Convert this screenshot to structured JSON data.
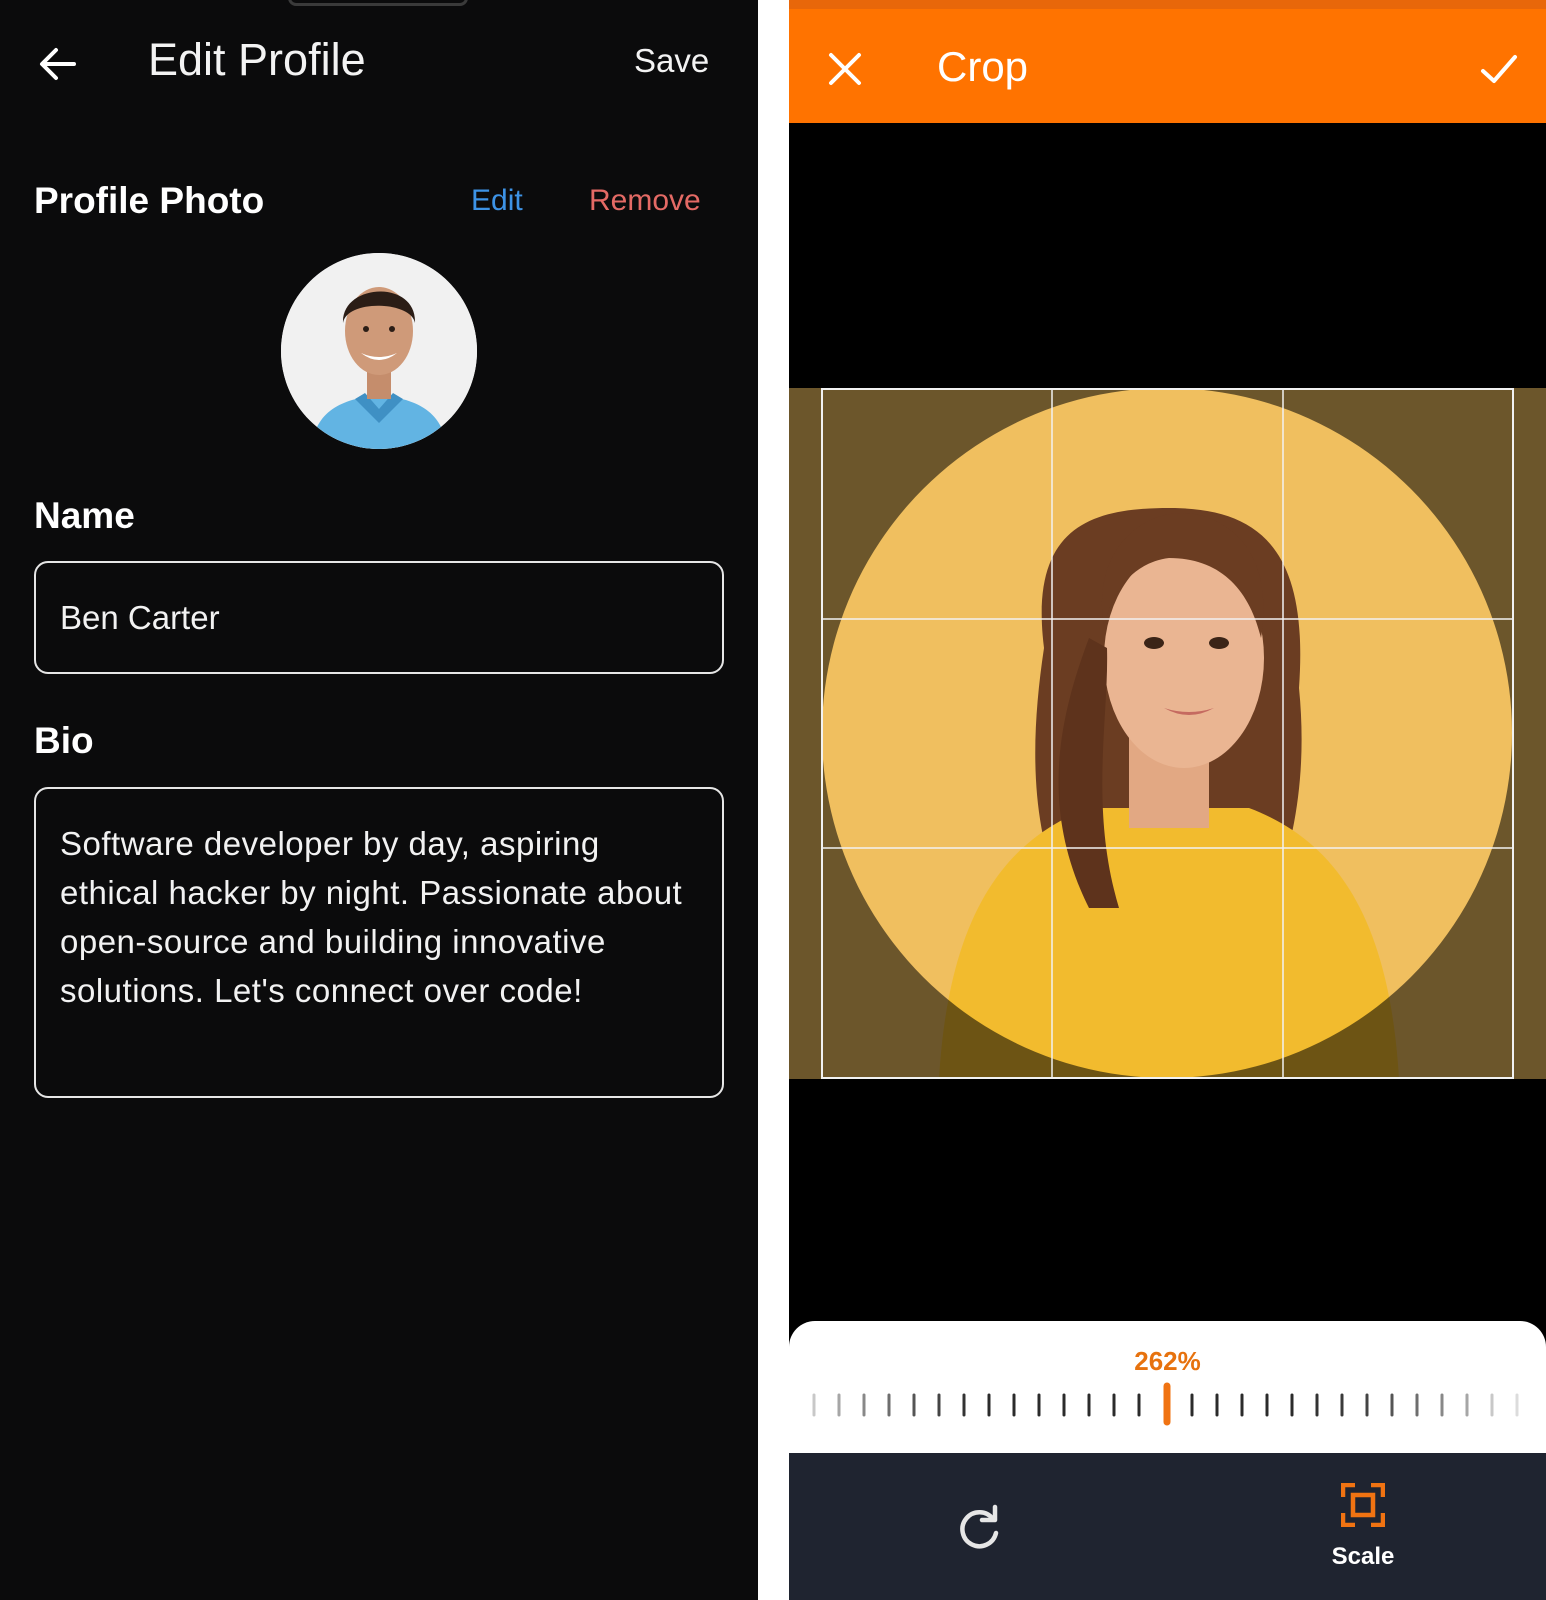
{
  "edit_profile": {
    "title": "Edit Profile",
    "save_label": "Save",
    "photo": {
      "label": "Profile Photo",
      "edit_label": "Edit",
      "remove_label": "Remove"
    },
    "name": {
      "label": "Name",
      "value": "Ben Carter"
    },
    "bio": {
      "label": "Bio",
      "value": "Software developer by day, aspiring ethical hacker by night. Passionate about open-source and building innovative solutions. Let's connect over code!"
    }
  },
  "crop": {
    "title": "Crop",
    "scale_percent": "262%",
    "scale_label": "Scale"
  },
  "colors": {
    "accent_orange": "#ff7300",
    "link_blue": "#3d93e6",
    "remove_red": "#e46a65",
    "bottom_bar": "#1f2430"
  }
}
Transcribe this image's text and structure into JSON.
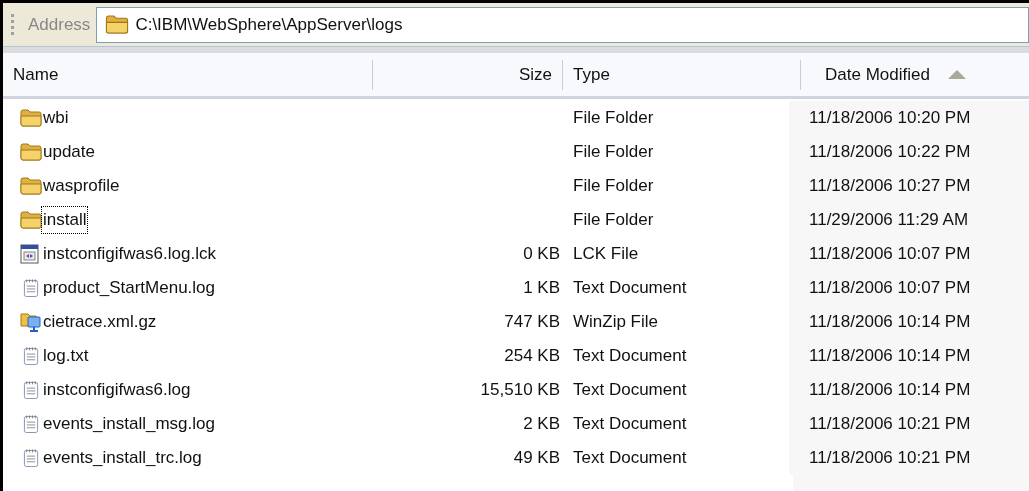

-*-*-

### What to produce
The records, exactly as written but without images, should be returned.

### Result for this task
Convert this screenshot to structured JSON data.
{
  "edit_profile": {
    "title": "Edit Profile",
    "save_label": "Save",
    "photo": {
      "label": "Profile Photo",
      "edit_label": "Edit",
      "remove_label": "Remove"
    },
    "name": {
      "label": "Name",
      "value": "Ben Carter"
    },
    "bio": {
      "label": "Bio",
      "value": "Software developer by day, aspiring ethical hacker by night. Passionate about open-source and building innovative solutions. Let's connect over code!"
    }
  },
  "crop": {
    "title": "Crop",
    "scale_percent": "262%",
    "scale_label": "Scale"
  },
  "colors": {
    "accent_orange": "#ff7300",
    "link_blue": "#3d93e6",
    "remove_red": "#e46a65",
    "bottom_bar": "#1f2430"
  }
}
Transcribe this image's text and structure into JSON.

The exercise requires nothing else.